It took us 75 years to rebuild freedom in some parts of Europe after the totalitarian horrors of World War Two, and less than three weeks to bring it to its knees again.
With Coronavirus looming in the background, worrying erosions of the freedom of speech and media are being rushed through Europe.
On March 30, Hungary’s parliament passed a law that allows the leader of the country’s nationalist movement, Viktor Orban, to rule by decree indefinitely. The law makes it possible for Orban’s government to imprison anyone who publicises false facts that interfere with the “successful defence” of public health, or can create “confusion or unrest” related to the coronavirus.
The witch-hunt after personal freedoms followed and led to a number of arrests. Such a sweeping amount of discretion on the side of government is a death sentence for freedom of speech, the cornerstone of democracy.
Freedom of speech plays an essential role in establishing accountability between the government and its electorate, and it facilitates indiscriminate, back-and-forth communication. When governments monopolise this freedom, democracy can be extinguished.
Orban chose the right target. Even though it is claimed that these laws will be relieved once the pandemic is over, his record suggests the opposite. Since his victory in 2010, Orban has tightened state control over the media to suppress any opposition and eroded, step-by-step, institutional checks and balances. According to him a state need not be liberal to be a democracy.
But it’s not just Hungary. In Serbia, the government’s decree about the centralisation of information during the coronavirus emergency gave rise to arrests. On April 1, after reporting about a shortage of protective medical equipment available for staff at a medical centre in Serbia, Ana Lalić, a Serbian journalist, was detained. Lalić was charged with causing public unrest by spreading fake news during the emergency.
In a similar fashion, the Polish Ministry of Health made it illegal for medical consultants to issue independent opinions on the epidemiological situation, the state of hospitals, and methods of protection against infection. Speaking up about the lack of protective equipment can cost Polish doctors a job.
Meanwhile both Slovenia and the Czech Republic have announced that they are ending the presence of journalists at official press conferences altogether. According to Dunja Mijatović, the Council of Europe Commissioner for Human Rights, a Slovenian journalist who requested information about the measures adopted by the government to address the pandemic has been the target of a smear campaign by media close to the political party leading the government coalition.
Despite the growing number of cases in Russia, Vladimir Putin continues to push for a nationwide vote on constitutional reform which could enable him to stay in power until 2036. On May 13, Russian lawmakers passed a bill that allows Russians to vote by mail or online for Putin’s constitutional amendments. Most likely Putin will get it his way since, similar to the direction chosen by Hungary, speaking up against the government automatically makes you a heretic.

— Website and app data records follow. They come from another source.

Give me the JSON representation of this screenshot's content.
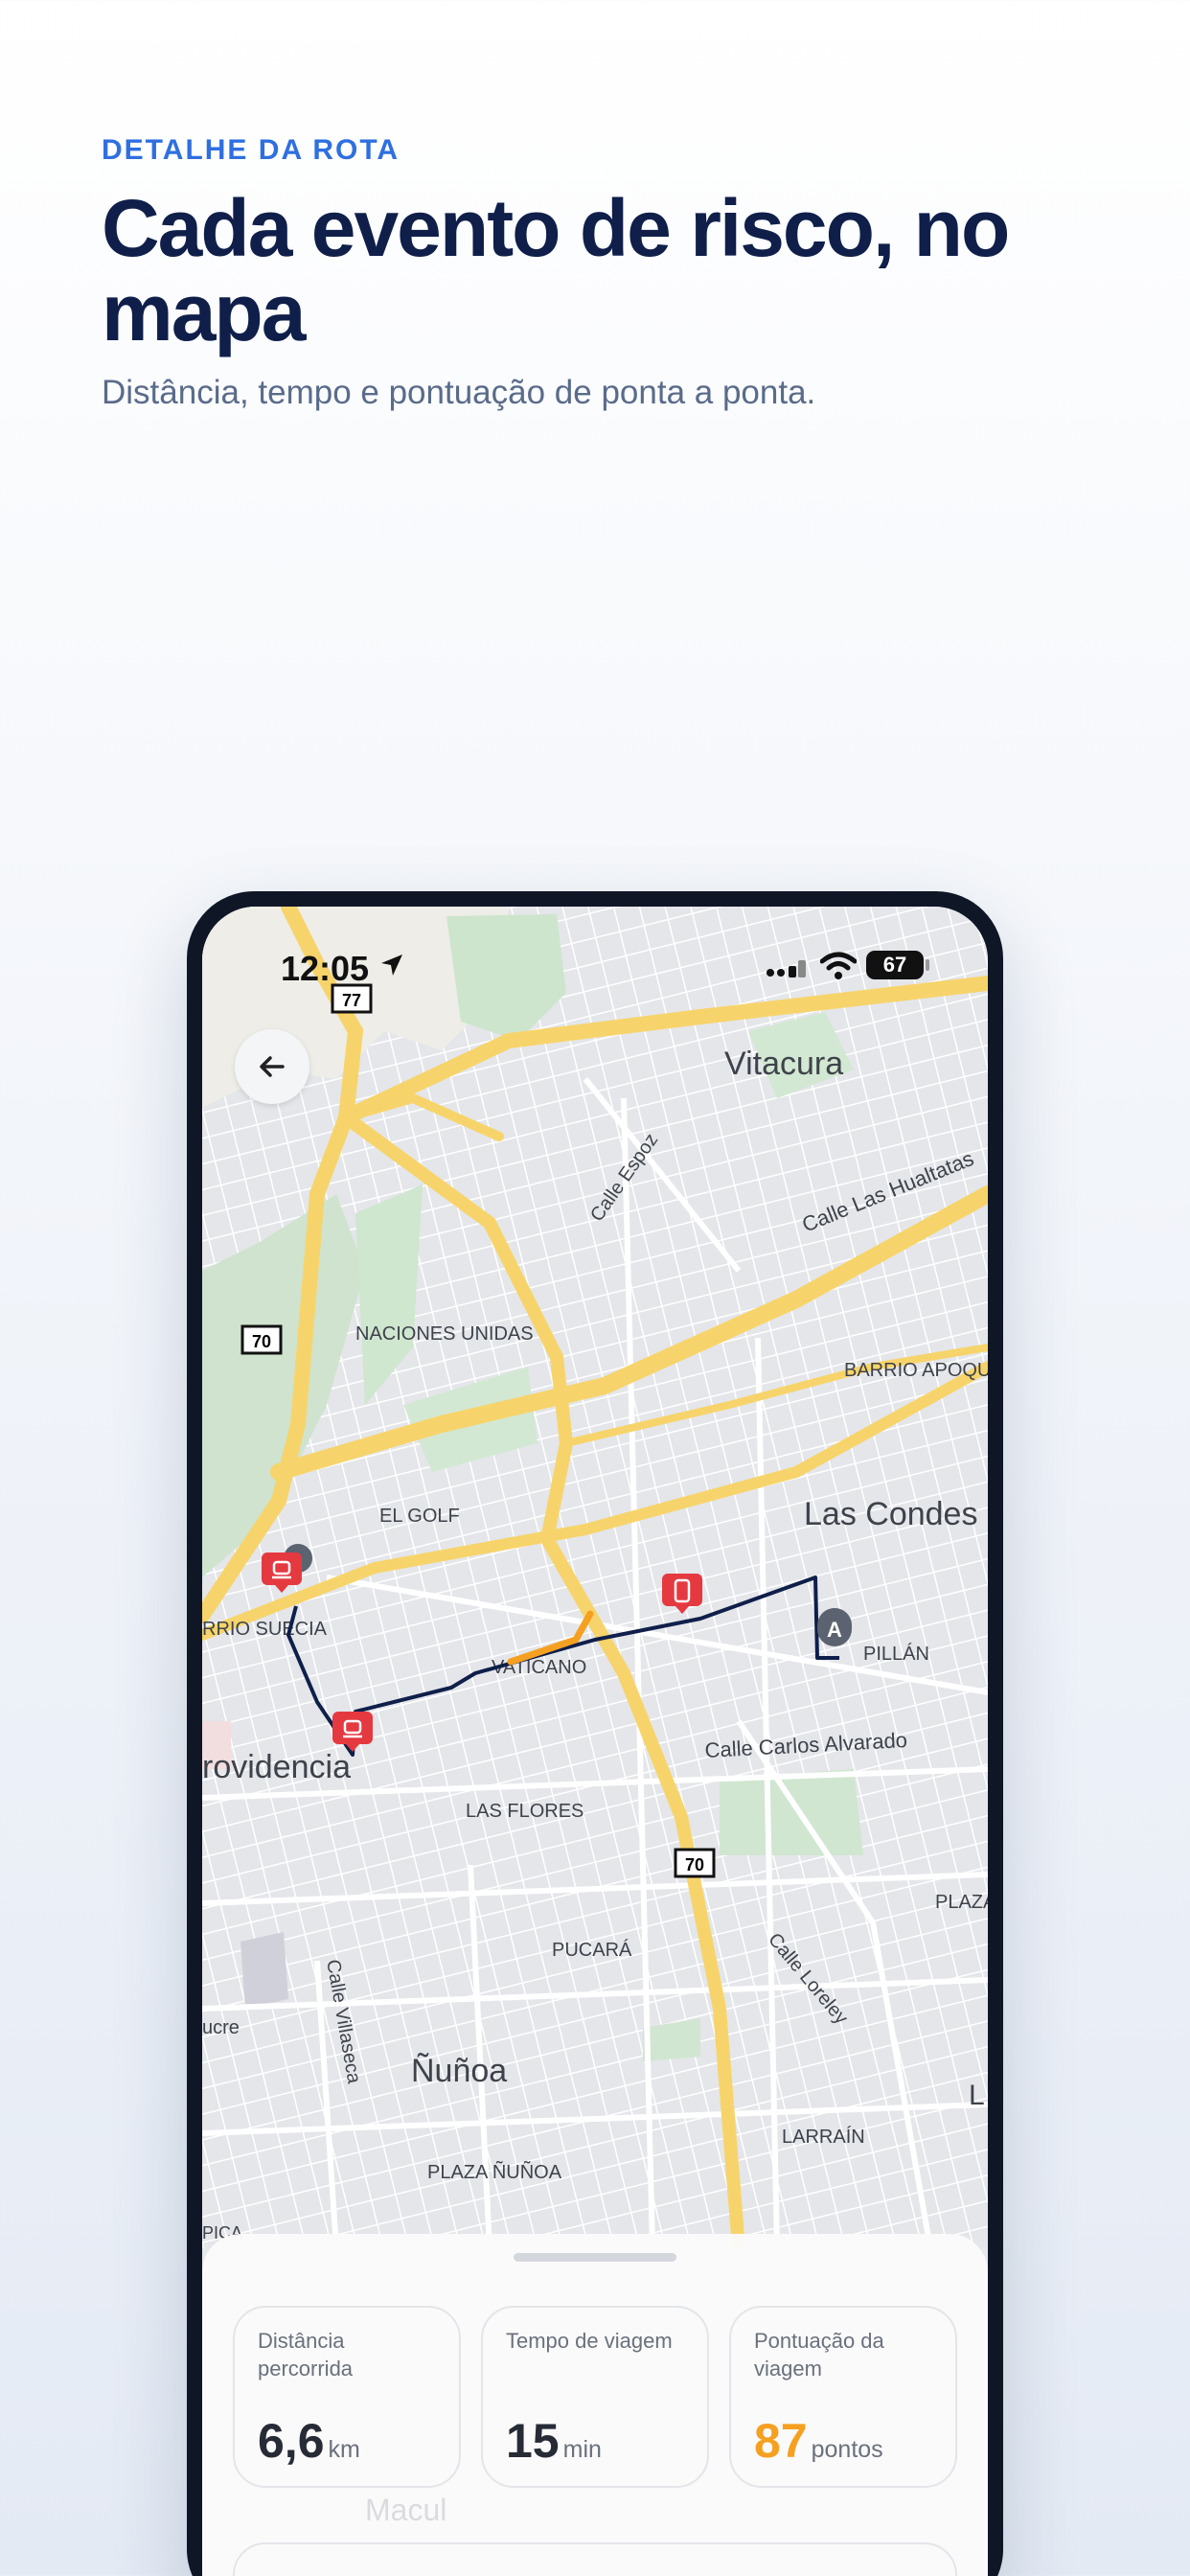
{
  "hero": {
    "eyebrow": "DETALHE DA ROTA",
    "title": "Cada evento de risco, no mapa",
    "subtitle": "Distância, tempo e pontuação de ponta a ponta."
  },
  "status_bar": {
    "time": "12:05",
    "battery": "67",
    "icons": [
      "location-arrow-icon",
      "signal-icon",
      "wifi-icon",
      "battery-icon"
    ]
  },
  "map": {
    "road_shields": [
      "77",
      "70",
      "70"
    ],
    "labels": {
      "vitacura": "Vitacura",
      "calle_espoz": "Calle Espoz",
      "calle_las_hualtatas": "Calle Las Hualtatas",
      "naciones_unidas": "NACIONES UNIDAS",
      "barrio_apoquindo": "BARRIO APOQUI",
      "el_golf": "EL GOLF",
      "las_condes": "Las Condes",
      "barrio_suecia": "RRIO SUECIA",
      "vaticano": "VATICANO",
      "el_pillan": "PILLÁN",
      "providencia": "rovidencia",
      "calle_carlos_alvarado": "Calle Carlos Alvarado",
      "las_flores": "LAS FLORES",
      "plaza": "PLAZA",
      "calle_loreley": "Calle Loreley",
      "pucara": "PUCARÁ",
      "calle_villaseca": "Calle Villaseca",
      "sucre": "ucre",
      "nunoa": "Ñuñoa",
      "larrain": "LARRAÍN",
      "plaza_nunoa": "PLAZA ÑUÑOA",
      "edge_l": "L",
      "pica": "PICA",
      "macul": "Macul"
    },
    "start_marker": "A",
    "event_markers": [
      "car-event-icon",
      "car-event-icon",
      "phone-event-icon"
    ],
    "colors": {
      "route": "#0f1f4a",
      "speeding_segment": "#f5a020",
      "event_marker": "#e53940",
      "highway": "#f7d46b",
      "park": "#cfe6cf"
    }
  },
  "stats": {
    "distance": {
      "label": "Distância percorrida",
      "value": "6,6",
      "unit": "km"
    },
    "duration": {
      "label": "Tempo de viagem",
      "value": "15",
      "unit": "min"
    },
    "score": {
      "label": "Pontuação da viagem",
      "value": "87",
      "unit": "pontos",
      "color": "#f5a020"
    }
  }
}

Where people are pushed into choosing between the protection of their life and that of their loved ones and an act of political resistance, most opt for silence. Yet forcing such a choice is inhumane, manipulative and, in the end, will lead to the demise of those governments that do so.
An ardent admirer of China’s measures to halt the coronavirus, Putin has also resorted to outright totalitarian measures. The Financial Times and New York Times might soon be banned from Russia for revealing the truth about the death rate in the country. However, the first target of Russia’s anti-fake news campaign has been its own citizens, who are being fined for spreading ‘fake information’ about Covid-19. The already very small number of civil freedoms in Russia is under enormous threat.
Free elections are a key trait of democratic regimesm but are not sufficient in themselves. Genuine democracy cannot exist without civil rights and, in particular, the right to resist through protests, free speech, and a free media.
One could hardly imagine a better excuse to quickly proceed with illiberal agenda than a public health emergency. There is a reason why illiberal governments invest so much in propaganda. The very root of their power lies in artificially created and frighteningly powerful narratives that are repeatedly and consistently spread whilst censoring every voice of dissent. Freedom of expression is to democracy what property rights are to the economy. The monopolisation of either leads to disruption.
So we’re at an impasse. On the one hand, this pandemic might dissuade us from taking cues from the unfree world and its tactics.
On the other, the emergency nightmare might turn into our permanent reality by giving governments carte blanche to enforce severe restrictions on our liberties. It’s hard to imagine a more effective way to suppress every potential disobedience than through the appeal of fear for our health, not to mention that of our parents, friends, and literally everyone dear to us. This provides illiberal democracies with a once-in-generation opportunity to camouflage their totalitarian pursuits as part of emergency packages to stop the pandemic.
Let us hope that for the best but be prepared to fight back in case of the worst. Democracy is rooted in freedom of speech and media and we have to defend it at all costs.
By Maria Chaplia
Maria Chaplia is a media associate for the Consumer Choice Center and a Students For Liberty alumna.
This article was originally published at conservativehome.com